I've had the opportunity to review several plug-ins from FabFilter. In every case, I've come away amazed at how effective FabFilter's plug-ins are at making the incredibly complex incredibly simple. Pro-R is no exception. In fact, it's an excellent example of just how good FabFilter is at making plug-ins that are easy to use, powerful and flexible, and beautiful.
In the most simple sense, a reverb plug-in's purpose is to simulate 3-dimensional space. Panning left and right is an effective way to simulate position along a left/right axis, but if you really want your listener to experience "being there", you need to use reverb effectively. That means more than just messing with settings like "room size" and "decay". Reverb in the real world just isn't that simple. Room size, objects in the room, hardness of walls and objects, angles of the walls and ceiling, and more all combine to produce reverb. Naturally, developers of reverb plug-ins know this, but most of them apply "defaults" for you and don't really give you the kind of flexibility to master reverb in your mixes.
So just what is it that makes Pro-R different? I tried to break it down in my mind into just a couple of things, and I have to say that it's a hard thing to do. There are so many things to appreciate about Pro-R's approach. First of all, the interface provides a powerful level of control without being control heavy. FabFilter achieves this balance by implementing a lot of powerful processing into single knobs. For example, the Brightness knob can be adjusted from Dark to Bright. You can easily hear the effect of adjusting Brightness, especially in higher frequencies. By lowering brightness, you are increasing the simulated absorption of high-frequencies, and since high-frequencies are naturally aborbed more easily than lower frequencies, you end up with a more realistic-sounding reverb. The beauty is that you don't have to know any of that, and you don't have to deal with high-pass filter settings like you do with many other reverb plug-ins.

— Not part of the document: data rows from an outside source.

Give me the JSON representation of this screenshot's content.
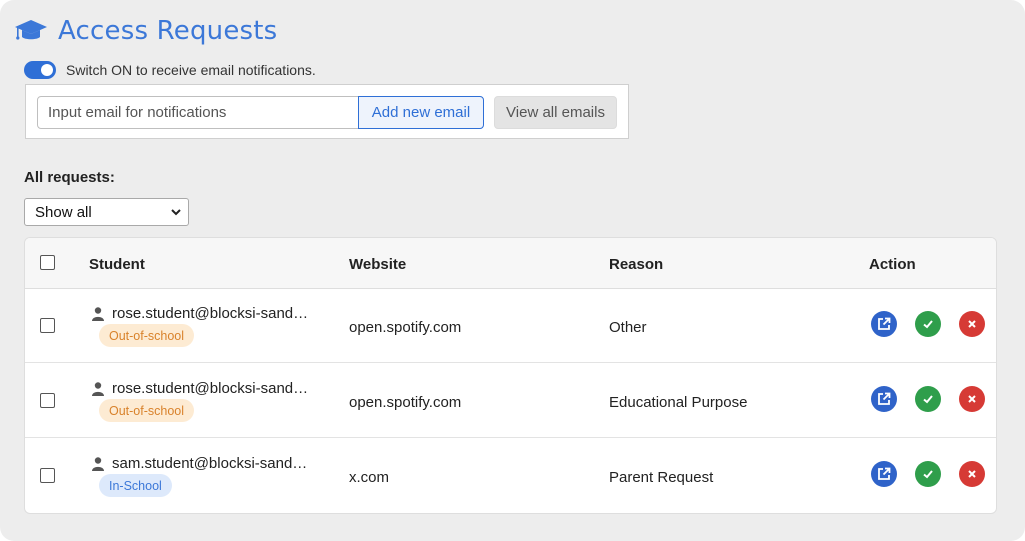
{
  "header": {
    "title": "Access Requests",
    "icon": "graduation-cap-icon",
    "accent": "#3c78d8"
  },
  "notifications": {
    "toggle_on": true,
    "toggle_label": "Switch ON to receive email notifications.",
    "email_placeholder": "Input email for notifications",
    "add_label": "Add new email",
    "view_label": "View all emails"
  },
  "filter": {
    "label": "All requests:",
    "selected": "Show all"
  },
  "table": {
    "columns": {
      "student": "Student",
      "website": "Website",
      "reason": "Reason",
      "action": "Action"
    },
    "rows": [
      {
        "student": "rose.student@blocksi-sand…",
        "badge": "Out-of-school",
        "website": "open.spotify.com",
        "reason": "Other"
      },
      {
        "student": "rose.student@blocksi-sand…",
        "badge": "Out-of-school",
        "website": "open.spotify.com",
        "reason": "Educational Purpose"
      },
      {
        "student": "sam.student@blocksi-sand…",
        "badge": "In-School",
        "website": "x.com",
        "reason": "Parent Request"
      }
    ]
  },
  "colors": {
    "open": "#2f63c9",
    "approve": "#2f9e4b",
    "deny": "#d63a35"
  }
}
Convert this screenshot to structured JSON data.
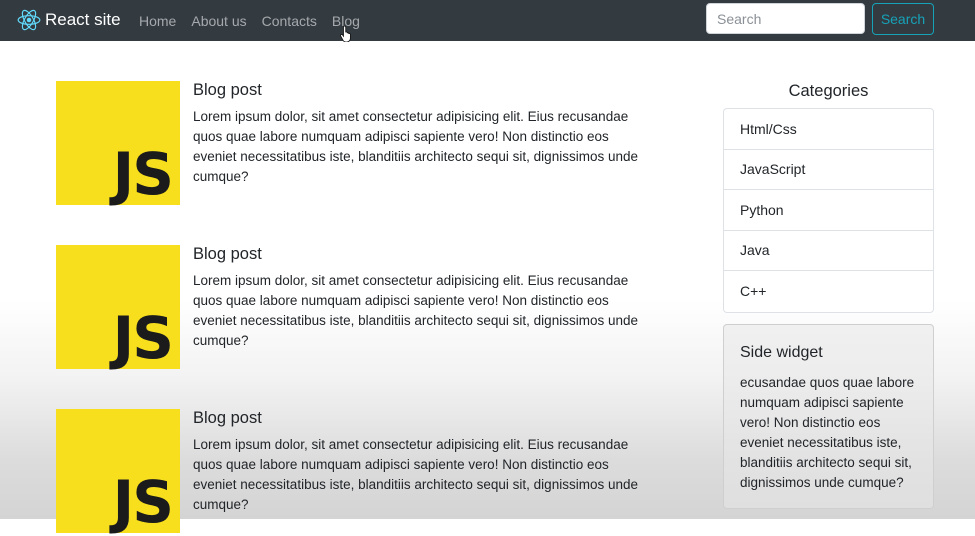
{
  "navbar": {
    "brand": "React site",
    "links": [
      "Home",
      "About us",
      "Contacts",
      "Blog"
    ],
    "search_placeholder": "Search",
    "search_button": "Search",
    "colors": {
      "background": "#333a40",
      "brand_icon": "#61dafb",
      "search_button": "#17a2b8"
    }
  },
  "posts": [
    {
      "thumb_text": "JS",
      "title": "Blog post",
      "text": "Lorem ipsum dolor, sit amet consectetur adipisicing elit. Eius recusandae quos quae labore numquam adipisci sapiente vero! Non distinctio eos eveniet necessitatibus iste, blanditiis architecto sequi sit, dignissimos unde cumque?"
    },
    {
      "thumb_text": "JS",
      "title": "Blog post",
      "text": "Lorem ipsum dolor, sit amet consectetur adipisicing elit. Eius recusandae quos quae labore numquam adipisci sapiente vero! Non distinctio eos eveniet necessitatibus iste, blanditiis architecto sequi sit, dignissimos unde cumque?"
    },
    {
      "thumb_text": "JS",
      "title": "Blog post",
      "text": "Lorem ipsum dolor, sit amet consectetur adipisicing elit. Eius recusandae quos quae labore numquam adipisci sapiente vero! Non distinctio eos eveniet necessitatibus iste, blanditiis architecto sequi sit, dignissimos unde cumque?"
    }
  ],
  "sidebar": {
    "categories_title": "Categories",
    "categories": [
      "Html/Css",
      "JavaScript",
      "Python",
      "Java",
      "C++"
    ],
    "widget": {
      "title": "Side widget",
      "text": "ecusandae quos quae labore numquam adipisci sapiente vero! Non distinctio eos eveniet necessitatibus iste, blanditiis architecto sequi sit, dignissimos unde cumque?"
    }
  },
  "icons": {
    "brand": "react-logo-icon",
    "cursor": "hand-pointer-icon"
  },
  "thumb_color": "#f7df1e"
}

"Don't be fooled into thinking that FabFilter added an EQ and spectrum analyzer just to make you oooh and aaah; these features pack some serious power."
You might be worried that this kind of approach limits your ability to control the plug-in's effect on your mix. It doesn't. Instead, FabFilter has rethought how some of these common controls should work in order to provide you with more flexibility and power, and they do it in an intuitive and visual way. For example, in a typical reverb plug-in, you'll usually have a Decay control that allows you to control how many milliseconds it takes for the level of the reverb tail to decay. In Pro-R, the decay rate is affected by the Space knob, but you can also use the Decay Rate knob to adjust the decay rate for the room space you've dialed in. The indicator in the middle of the Space knob will always show you the effective decay rate in milliseconds, but the adjustment is far more intuive than a simple millisecond slider. This kind of approach is evident across all of Pro-R's functionality, and it truly does free you to work with reverb in a much more artistic sense.
Like FabFilter's other plug-ins, Pro-R is certainly beautiful. Even maximized on my 42-inch monitor, the interface is clear and detailed. Don't be fooled, though, into thinking that FabFilter added an EQ and spectrum analyzer just to make you oooh and aaah; these features pack some serious power. The blue curve allows you to finely adjust the decay rate EQ across up to six curves. Each curve can be configured as a bell, high/low shelf, or notch curve. You can click and drag to change the frequency, decay rate, and the Q. If you want more precise settings, double-clicking on the node allows you to directly enter values for each setting. (By the way, you can control post-EQ using the same techniques.)
If you aren't sure what a control does, simply hover over it and Pro-R will display a pop-up that describes that control and how it will impact your sound. These pop-ups aren't just a couple of meaningless words that don't really help. They display helpful and detailed information directly out of Pro-R's comprehensive user guide, and they're an excellent way to get familiar with the plug-in if you're new to it. Once you learn where everything is, you can turn off the pop-ups.
You can tweak your mix with Pro-R as far as you want to. It certainly has the power and flexibility to offer you complete control over your reverb. However, you may find that one of the literally dozens of presets meets your needs. These presets are a actually a great way to learn about how Pro-R works, and in many cases, they'll end up being a starting point for what you are really looking for.
If you want a versatile and powerful reverb plug-in that won't break the bank, Pro-R definitely needs to be on your short list. Try it out for 30-days free and I think you'll agree that it's one of the best (if not the best) reverb plug-ins out there. If you decide to buy, you can save yourself some major cash by purchasing one of FabFilters numerous plug-in bundles.
We give Pro-R a strong recommendation. It sounds wonderful, and it has the power and flexibility to meet the needs of the most demanding audio engineer.